TASK STATEMENT: An identical copy of the data below is needed.

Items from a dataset

......

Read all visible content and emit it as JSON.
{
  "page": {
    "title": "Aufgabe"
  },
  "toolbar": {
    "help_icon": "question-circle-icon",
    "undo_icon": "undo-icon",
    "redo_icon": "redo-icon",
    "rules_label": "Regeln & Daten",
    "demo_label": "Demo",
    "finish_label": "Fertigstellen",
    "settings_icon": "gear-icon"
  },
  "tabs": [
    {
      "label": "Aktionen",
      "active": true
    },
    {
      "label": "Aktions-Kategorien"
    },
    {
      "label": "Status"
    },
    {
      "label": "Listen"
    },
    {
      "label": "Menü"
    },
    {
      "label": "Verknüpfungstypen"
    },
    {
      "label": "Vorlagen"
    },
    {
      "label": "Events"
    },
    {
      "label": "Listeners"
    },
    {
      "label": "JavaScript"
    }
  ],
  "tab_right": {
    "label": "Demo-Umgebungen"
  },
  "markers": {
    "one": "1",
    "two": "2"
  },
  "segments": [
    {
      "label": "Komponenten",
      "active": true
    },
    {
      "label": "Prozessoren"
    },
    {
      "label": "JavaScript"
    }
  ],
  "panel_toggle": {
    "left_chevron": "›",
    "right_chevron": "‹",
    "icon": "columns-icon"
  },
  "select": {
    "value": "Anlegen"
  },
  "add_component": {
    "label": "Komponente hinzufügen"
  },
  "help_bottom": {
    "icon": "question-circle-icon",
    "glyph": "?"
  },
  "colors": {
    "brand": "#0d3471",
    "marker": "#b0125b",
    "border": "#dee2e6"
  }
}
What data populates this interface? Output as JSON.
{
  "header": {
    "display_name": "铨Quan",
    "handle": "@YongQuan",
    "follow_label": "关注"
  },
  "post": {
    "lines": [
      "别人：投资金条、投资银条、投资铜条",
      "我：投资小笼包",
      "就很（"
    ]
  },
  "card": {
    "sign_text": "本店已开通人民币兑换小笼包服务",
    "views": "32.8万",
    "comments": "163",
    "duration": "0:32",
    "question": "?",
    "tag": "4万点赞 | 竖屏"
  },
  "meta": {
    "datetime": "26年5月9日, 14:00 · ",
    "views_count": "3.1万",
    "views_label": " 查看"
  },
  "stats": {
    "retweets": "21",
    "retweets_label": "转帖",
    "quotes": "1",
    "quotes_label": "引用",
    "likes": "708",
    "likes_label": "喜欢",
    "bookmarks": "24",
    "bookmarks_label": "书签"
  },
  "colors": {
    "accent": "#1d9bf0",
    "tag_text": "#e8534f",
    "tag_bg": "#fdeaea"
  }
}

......

PROBLEM SOLUTION:
Read all visible content and emit it as JSON.
{
  "page": {
    "title": "Aufgabe"
  },
  "toolbar": {
    "help_icon": "question-circle-icon",
    "undo_icon": "undo-icon",
    "redo_icon": "redo-icon",
    "rules_label": "Regeln & Daten",
    "demo_label": "Demo",
    "finish_label": "Fertigstellen",
    "settings_icon": "gear-icon"
  },
  "tabs": [
    {
      "label": "Aktionen",
      "active": true
    },
    {
      "label": "Aktions-Kategorien"
    },
    {
      "label": "Status"
    },
    {
      "label": "Listen"
    },
    {
      "label": "Menü"
    },
    {
      "label": "Verknüpfungstypen"
    },
    {
      "label": "Vorlagen"
    },
    {
      "label": "Events"
    },
    {
      "label": "Listeners"
    },
    {
      "label": "JavaScript"
    }
  ],
  "tab_right": {
    "label": "Demo-Umgebungen"
  },
  "markers": {
    "one": "1",
    "two": "2"
  },
  "segments": [
    {
      "label": "Komponenten",
      "active": true
    },
    {
      "label": "Prozessoren"
    },
    {
      "label": "JavaScript"
    }
  ],
  "panel_toggle": {
    "left_chevron": "›",
    "right_chevron": "‹",
    "icon": "columns-icon"
  },
  "select": {
    "value": "Anlegen"
  },
  "add_component": {
    "label": "Komponente hinzufügen"
  },
  "help_bottom": {
    "icon": "question-circle-icon",
    "glyph": "?"
  },
  "colors": {
    "brand": "#0d3471",
    "marker": "#b0125b",
    "border": "#dee2e6"
  }
}
What data populates this interface? Output as JSON.
{
  "header": {
    "display_name": "铨Quan",
    "handle": "@YongQuan",
    "follow_label": "关注"
  },
  "post": {
    "lines": [
      "别人：投资金条、投资银条、投资铜条",
      "我：投资小笼包",
      "就很（"
    ]
  },
  "card": {
    "sign_text": "本店已开通人民币兑换小笼包服务",
    "views": "32.8万",
    "comments": "163",
    "duration": "0:32",
    "question": "?",
    "tag": "4万点赞 | 竖屏"
  },
  "meta": {
    "datetime": "26年5月9日, 14:00 · ",
    "views_count": "3.1万",
    "views_label": " 查看"
  },
  "stats": {
    "retweets": "21",
    "retweets_label": "转帖",
    "quotes": "1",
    "quotes_label": "引用",
    "likes": "708",
    "likes_label": "喜欢",
    "bookmarks": "24",
    "bookmarks_label": "书签"
  },
  "colors": {
    "accent": "#1d9bf0",
    "tag_text": "#e8534f",
    "tag_bg": "#fdeaea"
  }
}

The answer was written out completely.